Glibenclamide Treatment in Traumatic Brain Injury: Operation Brain Trauma Therapy

Jha, Ruchira M.; Mondello, Stefania; Bramlett, Helen M.; Dixon, C. Edward; Shear, Deborah A.; Dietrich, W. Dalton; Wang, Kevin K. W.; Yang, Zhihui; Hayes, Ronald L.; Poloyac, Samuel M.; Empey, Philip E.; Lafrenaye, Audrey D.; Yan, Hong Q.; Carlson, Shaun W.; Povlishock, John T.; Gilsdorf, Janice S.; Kochanek, Patrick M. ✉

Angol nyelvű Tudományos Szakcikk (Folyóiratcikk)
Megjelent: JOURNAL OF NEUROTRAUMA 0897-7151 38 (5) pp. 628-645 2021
  • SJR Scopus - Neurology (clinical): Q1
Azonosítók
Glibenclamide (GLY) is the sixth drug tested by the Operation Brain Trauma Therapy (OBTT) consortium based on substantial pre-clinical evidence of benefit in traumatic brain injury (TBI). Adult Sprague-Dawley rats underwent fluid percussion injury (FPI; n = 45), controlled cortical impact (CCI; n = 30), or penetrating ballistic-like brain injury (PBBI; n = 36). Efficacy of GLY treatment (10-mu g/kg intraperitoneal loading dose at 10 min post-injury, followed by a continuous 7-day subcutaneous infusion [0.2 mu g/h]) on motor, cognitive, neuropathological, and biomarker outcomes was assessed across models. GLY improved motor outcome versus vehicle in FPI (cylinder task, p < 0.05) and CCI (beam balance, p < 0.05; beam walk, p < 0.05). In FPI, GLY did not benefit any other outcome, whereas in CCI, it reduced 21-day lesion volume versus vehicle (p < 0.05). On Morris water maze testing in CCI, GLY worsened performance on hidden platform latency testing versus sham (p < 0.05), but not versus TBI vehicle. In PBBI, GLY did not improve any outcome. Blood levels of glial fibrillary acidic protein and ubiquitin carboxyl terminal hydrolase-1 at 24 h did not show significant treatment-induced changes. In summary, GLY showed the greatest benefit in CCI, with positive effects on motor and neuropathological outcomes. GLY is the second-highest-scoring agent overall tested by OBTT and the only drug to reduce lesion volume after CCI. Our findings suggest that leveraging the use of a TBI model-based phenotype to guide treatment (i.e., GLY in contusion) might represent a strategic choice to accelerate drug development in clinical trials and, ultimately, achieve precision medicine in TBI.

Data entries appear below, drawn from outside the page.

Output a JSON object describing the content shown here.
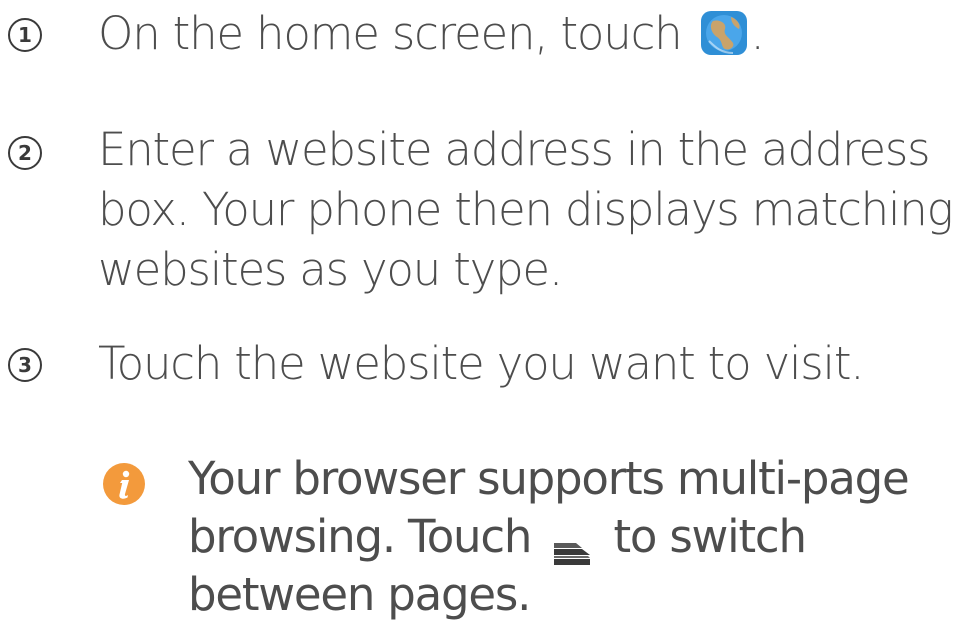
{
  "steps": [
    {
      "number": "1",
      "text_before": "On the home screen, touch",
      "icon": "browser-globe-icon",
      "text_after": "."
    },
    {
      "number": "2",
      "text": "Enter a website address in the address box. Your phone then displays matching websites as you type."
    },
    {
      "number": "3",
      "text": "Touch the website you want to visit."
    }
  ],
  "note": {
    "icon": "info-icon",
    "text_before": "Your browser supports multi-page browsing. Touch",
    "icon_inline": "tabs-stack-icon",
    "text_after": "to switch between pages."
  },
  "colors": {
    "text": "#4d4d4d",
    "info_icon": "#f39a3c",
    "globe_blue": "#2f8fd6",
    "globe_land": "#c9a36b"
  }
}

Hivatkozás stílusok: IEEEACMAPAChicagoHarvardCSLMásolásNyomtatás
2022-01-25 00:03